TASK DIRECTIONS: For the string "Discount", search the entries below and copy every line where it appears.

Dataset rows describing interfaces:
--------------------------------------------------

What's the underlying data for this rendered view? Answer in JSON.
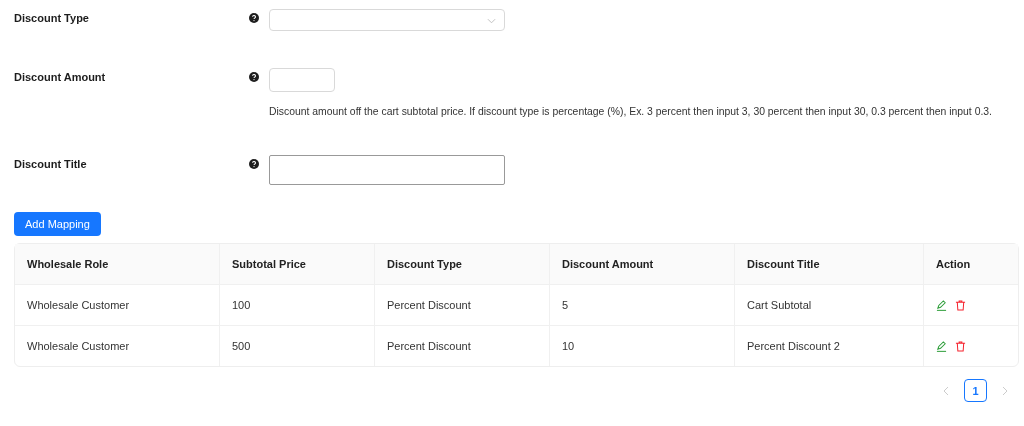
{
  "form": [
    {
      "label": "Discount Type",
      "kind": "select"
    },
    {
      "label": "Discount Amount",
      "kind": "short_input",
      "help_text": "Discount amount off the cart subtotal price. If discount type is percentage (%), Ex. 3 percent then input 3, 30 percent then input 30, 0.3 percent then input 0.3."
    },
    {
      "label": "Discount Title",
      "kind": "text_input"
    }
  ],
  "add_button": "Add Mapping",
  "table": {
    "columns": [
      "Wholesale Role",
      "Subtotal Price",
      "Discount Type",
      "Discount Amount",
      "Discount Title",
      "Action"
    ],
    "rows": [
      [
        "Wholesale Customer",
        "100",
        "Percent Discount",
        "5",
        "Cart Subtotal"
      ],
      [
        "Wholesale Customer",
        "500",
        "Percent Discount",
        "10",
        "Percent Discount 2"
      ]
    ]
  },
  "pagination": {
    "prev_disabled": true,
    "next_disabled": true,
    "pages": [
      {
        "label": "1",
        "selected": true
      }
    ]
  }
}
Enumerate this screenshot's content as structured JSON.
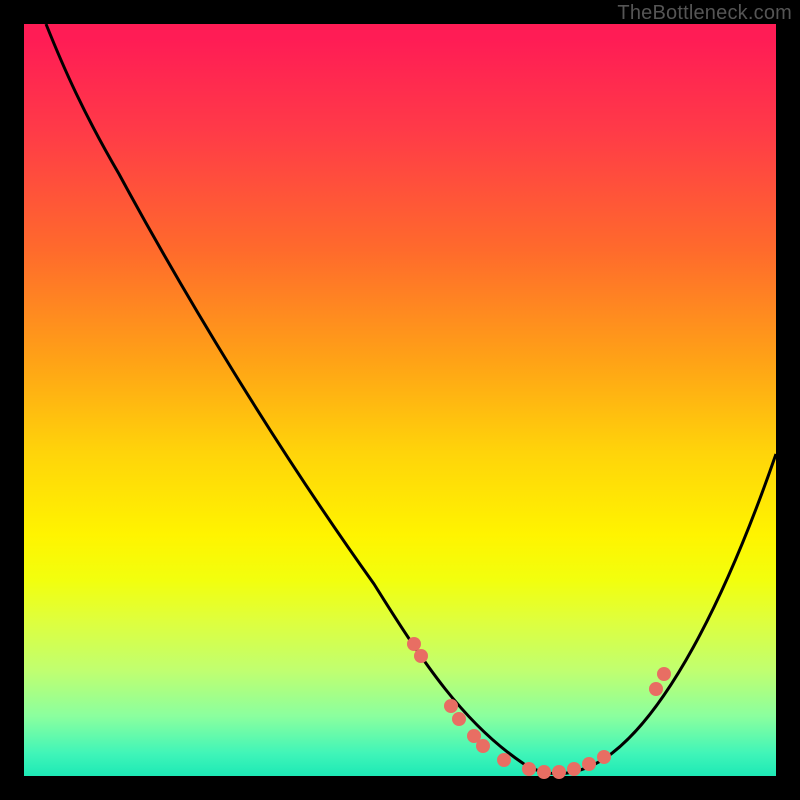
{
  "watermark": "TheBottleneck.com",
  "chart_data": {
    "type": "line",
    "title": "",
    "xlabel": "",
    "ylabel": "",
    "xlim": [
      0,
      100
    ],
    "ylim": [
      0,
      100
    ],
    "grid": false,
    "background_gradient": [
      "#ff1c55",
      "#ffd40a",
      "#1de9b6"
    ],
    "curve": {
      "name": "bottleneck-curve",
      "color": "#000000",
      "points": [
        {
          "x": 3,
          "y": 100
        },
        {
          "x": 10,
          "y": 90
        },
        {
          "x": 17,
          "y": 78
        },
        {
          "x": 25,
          "y": 64
        },
        {
          "x": 33,
          "y": 50
        },
        {
          "x": 41,
          "y": 35
        },
        {
          "x": 48,
          "y": 22
        },
        {
          "x": 53,
          "y": 12
        },
        {
          "x": 58,
          "y": 5
        },
        {
          "x": 64,
          "y": 1
        },
        {
          "x": 70,
          "y": 0
        },
        {
          "x": 76,
          "y": 2
        },
        {
          "x": 82,
          "y": 8
        },
        {
          "x": 88,
          "y": 18
        },
        {
          "x": 94,
          "y": 30
        },
        {
          "x": 100,
          "y": 43
        }
      ]
    },
    "markers": {
      "name": "sample-points",
      "color": "#e86e63",
      "radius": 7,
      "points": [
        {
          "x": 52,
          "y": 17
        },
        {
          "x": 53,
          "y": 15
        },
        {
          "x": 57,
          "y": 9
        },
        {
          "x": 58,
          "y": 7
        },
        {
          "x": 60,
          "y": 5
        },
        {
          "x": 61,
          "y": 3.5
        },
        {
          "x": 64,
          "y": 1
        },
        {
          "x": 67,
          "y": 0.5
        },
        {
          "x": 69,
          "y": 0.3
        },
        {
          "x": 71,
          "y": 0.3
        },
        {
          "x": 73,
          "y": 0.6
        },
        {
          "x": 75,
          "y": 1.2
        },
        {
          "x": 77,
          "y": 2
        },
        {
          "x": 84,
          "y": 11
        },
        {
          "x": 85,
          "y": 13
        }
      ]
    }
  }
}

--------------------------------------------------

ANSWER TO THIS EXERCISE:
      "label": "Discount Type",
      "label": "Discount Amount",
      "help_text": "Discount amount off the cart subtotal price. If discount type is percentage (%), Ex. 3 percent then input 3, 30 percent then input 30, 0.3 percent then input 0.3."
      "label": "Discount Title",
      "Discount Type",
      "Discount Amount",
      "Discount Title",
        "Percent Discount",
        "Percent Discount",
        "Percent Discount 2"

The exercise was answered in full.